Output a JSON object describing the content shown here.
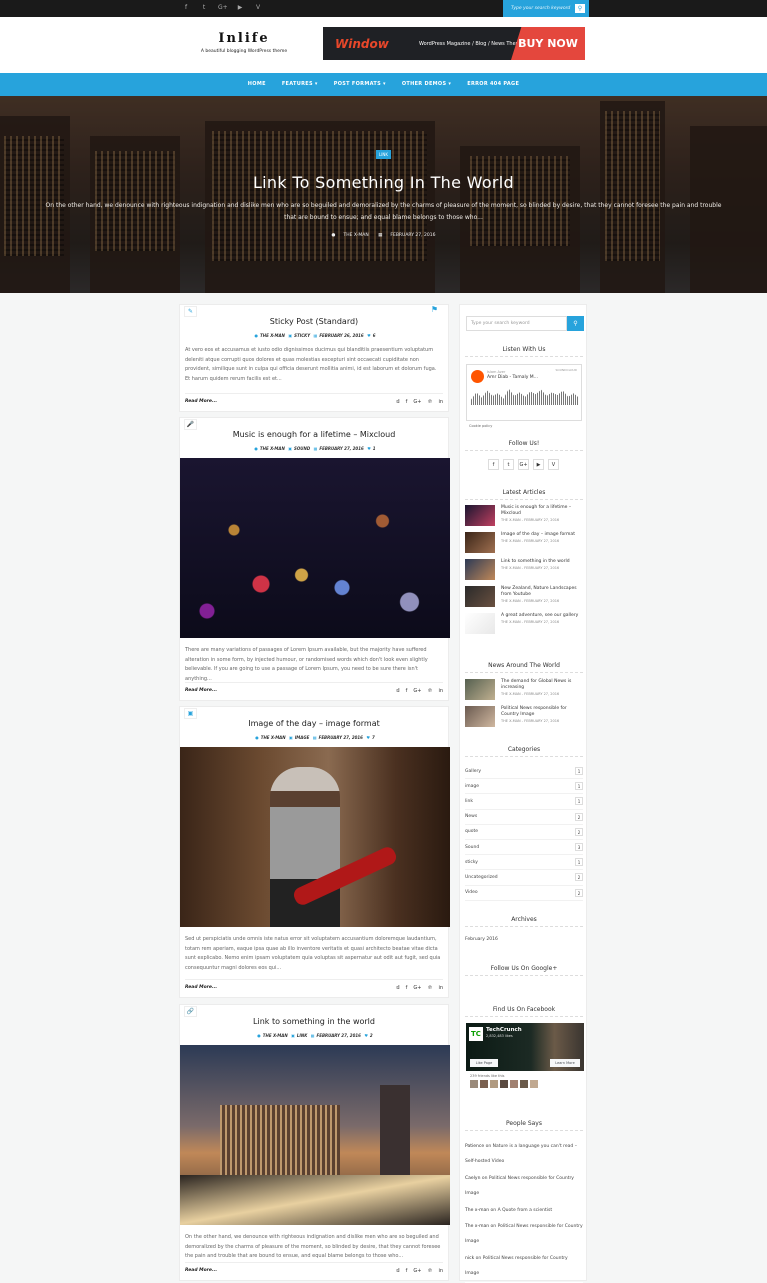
{
  "topbar": {
    "social": [
      "f",
      "t",
      "G+",
      "▶",
      "V"
    ],
    "search_placeholder": "Type your search keyword"
  },
  "header": {
    "logo_title": "Inlife",
    "logo_tagline": "A beautiful blogging WordPress theme",
    "banner": {
      "word": "Window",
      "subtitle": "WordPress Magazine / Blog / News Theme",
      "cta": "BUY NOW"
    }
  },
  "nav": {
    "items": [
      "HOME",
      "FEATURES ▾",
      "POST FORMATS ▾",
      "OTHER DEMOS ▾",
      "ERROR 404 PAGE"
    ]
  },
  "hero": {
    "badge": "LINK",
    "title": "Link To Something In The World",
    "excerpt": "On the other hand, we denounce with righteous indignation and dislike men who are so beguiled and demoralized by the charms of pleasure of the moment, so blinded by desire, that they cannot foresee the pain and trouble that are bound to ensue; and equal blame belongs to those who...",
    "author": "THE X-MAN",
    "date": "FEBRUARY 27, 2016"
  },
  "posts": [
    {
      "format_icon": "pencil-icon",
      "title": "Sticky Post (Standard)",
      "author": "THE X-MAN",
      "category": "STICKY",
      "date": "FEBRUARY 26, 2016",
      "comments": "6",
      "excerpt": "At vero eos et accusamus et iusto odio dignissimos ducimus qui blanditiis praesentium voluptatum deleniti atque corrupti quos dolores et quas molestias excepturi sint occaecati cupiditate non provident, similique sunt in culpa qui officia deserunt mollitia animi, id est laborum et dolorum fuga. Et harum quidem rerum facilis est et...",
      "read_more": "Read More..."
    },
    {
      "format_icon": "microphone-icon",
      "title": "Music is enough for a lifetime – Mixcloud",
      "author": "THE X-MAN",
      "category": "SOUND",
      "date": "FEBRUARY 27, 2016",
      "comments": "1",
      "excerpt": "There are many variations of passages of Lorem Ipsum available, but the majority have suffered alteration in some form, by injected humour, or randomised words which don't look even slightly believable. If you are going to use a passage of Lorem Ipsum, you need to be sure there isn't anything...",
      "read_more": "Read More..."
    },
    {
      "format_icon": "image-icon",
      "title": "Image of the day – image format",
      "author": "THE X-MAN",
      "category": "IMAGE",
      "date": "FEBRUARY 27, 2016",
      "comments": "7",
      "excerpt": "Sed ut perspiciatis unde omnis iste natus error sit voluptatem accusantium doloremque laudantium, totam rem aperiam, eaque ipsa quae ab illo inventore veritatis et quasi architecto beatae vitae dicta sunt explicabo. Nemo enim ipsam voluptatem quia voluptas sit aspernatur aut odit aut fugit, sed quia consequuntur magni dolores eos qui...",
      "read_more": "Read More..."
    },
    {
      "format_icon": "link-icon",
      "title": "Link to something in the world",
      "author": "THE X-MAN",
      "category": "LINK",
      "date": "FEBRUARY 27, 2016",
      "comments": "2",
      "excerpt": "On the other hand, we denounce with righteous indignation and dislike men who are so beguiled and demoralized by the charms of pleasure of the moment, so blinded by desire, that they cannot foresee the pain and trouble that are bound to ensue, and equal blame belongs to those who...",
      "read_more": "Read More..."
    }
  ],
  "share_icons": [
    "𝒕",
    "f",
    "G+",
    "℗",
    "in"
  ],
  "sidebar": {
    "search_placeholder": "Type your search keyword",
    "listen_title": "Listen With Us",
    "soundcloud": {
      "user": "Islam Azer",
      "track": "Amr Diab - Tamaly M...",
      "logo": "SOUNDCLOUD",
      "policy": "Cookie policy"
    },
    "follow_title": "Follow Us!",
    "follow_icons": [
      "f",
      "t",
      "G+",
      "▶",
      "V"
    ],
    "latest_title": "Latest Articles",
    "latest": [
      {
        "title": "Music is enough for a lifetime – Mixcloud",
        "meta": "THE X-MAN - FEBRUARY 27, 2016"
      },
      {
        "title": "Image of the day – image format",
        "meta": "THE X-MAN - FEBRUARY 27, 2016"
      },
      {
        "title": "Link to something in the world",
        "meta": "THE X-MAN - FEBRUARY 27, 2016"
      },
      {
        "title": "New Zealand, Nature Landscapes from Youtube",
        "meta": "THE X-MAN - FEBRUARY 27, 2016"
      },
      {
        "title": "A great adventure, see our gallery",
        "meta": "THE X-MAN - FEBRUARY 27, 2016"
      }
    ],
    "news_title": "News Around The World",
    "news": [
      {
        "title": "The demand for Global News is increasing",
        "meta": "THE X-MAN - FEBRUARY 27, 2016"
      },
      {
        "title": "Political News responsible for Country Image",
        "meta": "THE X-MAN - FEBRUARY 27, 2016"
      }
    ],
    "categories_title": "Categories",
    "categories": [
      {
        "name": "Gallery",
        "count": "1"
      },
      {
        "name": "image",
        "count": "1"
      },
      {
        "name": "link",
        "count": "1"
      },
      {
        "name": "News",
        "count": "2"
      },
      {
        "name": "quote",
        "count": "2"
      },
      {
        "name": "Sound",
        "count": "3"
      },
      {
        "name": "sticky",
        "count": "1"
      },
      {
        "name": "Uncategorized",
        "count": "2"
      },
      {
        "name": "Video",
        "count": "2"
      }
    ],
    "archives_title": "Archives",
    "archives": [
      "February 2016"
    ],
    "google_title": "Follow Us On Google+",
    "facebook_title": "Find Us On Facebook",
    "facebook": {
      "logo": "TC",
      "name": "TechCrunch",
      "likes": "2,832,483 likes",
      "like_page": "Like Page",
      "learn_more": "Learn More",
      "friends": "239 friends like this"
    },
    "people_title": "People Says",
    "people": [
      {
        "author": "Patience",
        "on": "on",
        "post": "Nature is a language you can't read – Self-hosted Video"
      },
      {
        "author": "Caelyn",
        "on": "on",
        "post": "Political News responsible for Country Image"
      },
      {
        "author": "The x-man",
        "on": "on",
        "post": "A Quote from a scientist"
      },
      {
        "author": "The x-man",
        "on": "on",
        "post": "Political News responsible for Country Image"
      },
      {
        "author": "nick",
        "on": "on",
        "post": "Political News responsible for Country Image"
      }
    ]
  },
  "colors": {
    "accent": "#27a3dc",
    "topbar": "#1a1a1a",
    "banner_cta": "#e4473d"
  }
}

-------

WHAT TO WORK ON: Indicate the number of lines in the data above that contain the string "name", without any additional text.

YOUR RESPONSE: 10